Widening Cracks in the Roman Edifice?
Who would have thought – even five years ago – that the highest-ranking Roman Catholic cleric in the land would be observed writhing in front of a television camera as he struggled to answer pointed questions, from a leading investigative journalist, on his own conduct and the conduct of others belonging to the same fraternity? Yet that was the spectacle recently viewed by millions of people as this representative of the Papacy endeavoured to extricate himself and his organisation from the difficulties in which they are now placed as a result of revelations about the nefarious activities of a significant number of Roman Catholic priests under his jurisdiction.
Those hearing the words and noting the body language of this man as he sought to portray himself as the injured innocent would have formed their own opinion of Cardinal Cormac Murphy-O’Connor, Archbishop of Westminster, who, not so long ago, preached before our Protestant Queen – the first Roman Catholic to be accorded that honour since the Reformation. His failure to discipline, or report to the police, a priest within his diocese whom he knew to be guilty of abusing children was explained away on the ground that he was simply naive. In actual fact, when he was informed of the conduct of this vile man, he resorted to the expedient of moving him elsewhere in his diocese, thinking that this would solve the problem. But it did not lead to any change in the man’s immoral behaviour, nor did the attempt to cover up succeed, and now the Cardinal is, according to The Times (9/12/2002), “currently at the centre of a police investigation into whether he ignored the activities of paedophile priests while Bishop of Arundel and Brighton”. So serious is the situation that there have been calls for his resignation.
He would have us believe that the present crisis is inspired by the media and that the Roman Catholic Church is in trouble only because it has become a victim of “paedophile hysteria”. It seems to us that the more the media searchlight is turned on Rome, the more its wickedness becomes known. And the more its wickedness becomes known, the more its true character will be revealed as “a cage of every unclean and hateful bird”, or, as Calvin expresses it, “Satan’s masterpiece”. Murphy-O’Connor was forced by events and media disclosures to give this interview. As an attempt – if that is what it was – to salvage his reputation, it was, in our view, a dismal failure. It is to be hoped that all morally-upright Roman Catholics who saw their leader and heard his lame, implausible excuses will now begin to think for themselves and consider the dangerous situation in which they are placed. Would that some of them would heed the call: “Come out of her, my people, that ye be not partakers of her sins, and that ye receive not of her plagues”!

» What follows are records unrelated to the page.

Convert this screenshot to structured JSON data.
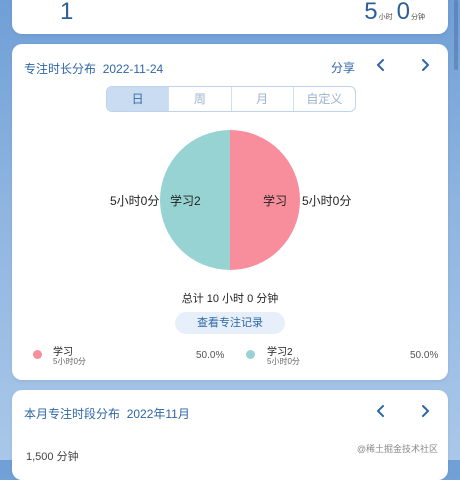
{
  "top_card": {
    "left_value": "1",
    "hours": "5",
    "hours_unit": "小时",
    "minutes": "0",
    "minutes_unit": "分钟"
  },
  "distribution": {
    "title": "专注时长分布",
    "date": "2022-11-24",
    "share_label": "分享",
    "tabs": [
      "日",
      "周",
      "月",
      "自定义"
    ],
    "active_tab": "日",
    "total": "总计 10 小时 0 分钟",
    "view_records": "查看专注记录"
  },
  "chart_data": {
    "type": "pie",
    "slices": [
      {
        "name": "学习",
        "value": 50.0,
        "duration": "5小时0分",
        "color": "#f88e9b"
      },
      {
        "name": "学习2",
        "value": 50.0,
        "duration": "5小时0分",
        "color": "#97d3d3"
      }
    ]
  },
  "legend": [
    {
      "name": "学习",
      "sub": "5小时0分",
      "pct": "50.0%",
      "color": "#f88e9b"
    },
    {
      "name": "学习2",
      "sub": "5小时0分",
      "pct": "50.0%",
      "color": "#97d3d3"
    }
  ],
  "monthly": {
    "title": "本月专注时段分布",
    "month": "2022年11月",
    "value": "1,500 分钟"
  },
  "watermark": "@稀土掘金技术社区"
}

We have reason to believe that there are still some within her pale who are prepared to admit the truth and publicly disagree even with the Cardinal. From The Times article we learn that the Cardinal wrote to all parishes in his archdiocese: “As you know, not only I personally, but the whole [Roman] Catholic Church, has been under attack from some quarters”. From the same source we learn that the Rt Rev Crispian Hollis, Bishop of Portsmouth, has written in a diocesan letter what is in direct contradiction to the views of the Cardinal. He stated: “We must not forget that we are in the relentless media spotlight because children have been sexually abused and we have not always handled this matter in a proper way. . . . We are at fault for our mistakes, however uncomfortable and unhappy that may make us feel. The Church is not the victim in all this – the children are.” Being “uncomfortable and unhappy” comes far short of evangelical repentance but there is at least an admission of guilt. We have here the spectacle of a divided house and we have from the lips of the Saviour the very words which fit the situation: “If a house be divided against itself, that house cannot stand”.

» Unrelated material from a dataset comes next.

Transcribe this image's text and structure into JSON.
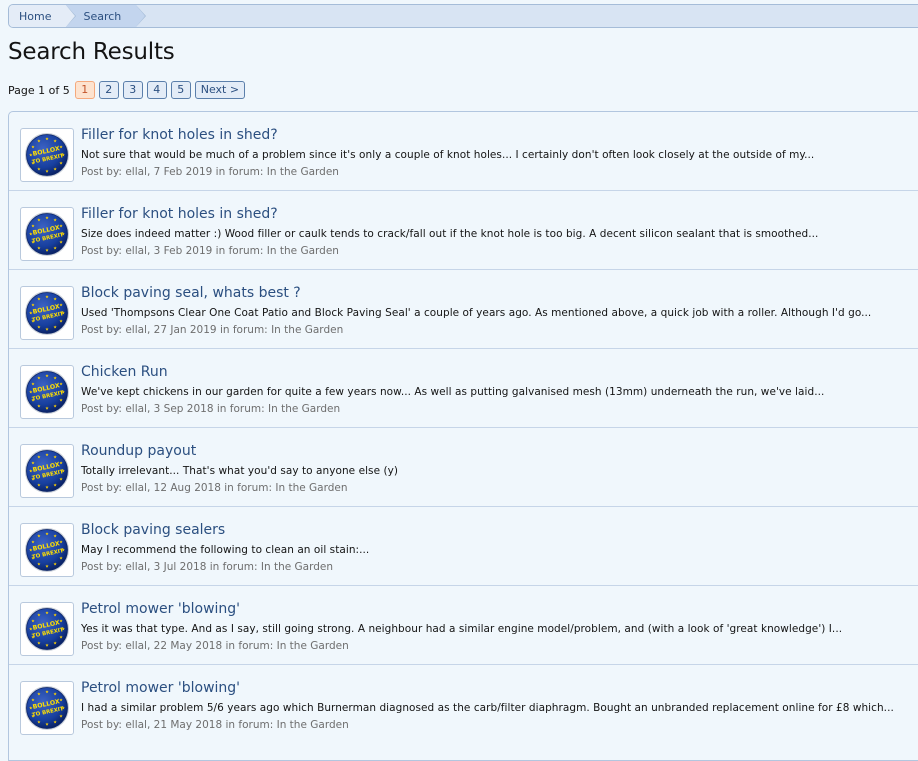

Meantime, across the Atlantic, we have the Boston Archdiocese in deep trouble, struggling, according to the Washington Post, to contend with “a flurry of sex-abuse lawsuits” and making history in having to file for bankruptcy. This, we are told, would mean that a secular court would be given control over its finances and open it up to unprecedented scrutiny. Some of the lawyers acting for the abuse victims (there are around 450) are suspicious and think that archdiocese leaders may be “bluffing in order to gain leverage”. It is estimated that “if each litigant sues for more than a million dollars apiece, that will exceed the liquid assets of the diocese”. However, it appears that the diocese owns 2.4 billion dollars worth of real estate! So tense is the situation in Boston that one of these lawyers wants the Cardinal to “explain to a bankruptcy judge why he should be permitted to remain in his palatial residence while the victims of clerical sexual abuse lie wounded”.
But Cardinal Bernard Law has now been to Rome, where the Pope has accepted his resignation and his tenure of the palace has come to an ignominious end. Calls for his resignation were loud and numerous, many from within his own diocese. The resignation of the Boston Cardinal does not mean the end of these troubles for the Roman Catholic Church in the USA. The litigants in Massachusetts are not going to give up and it is now also reported that “thousands of cases” of sexual abuse by priests are coming before the law courts in California. In view of the state of the Church of Rome, not only in the USA and Britain, but throughout the world, may we not begin to hope that the fall of Babylon is drawing nigh?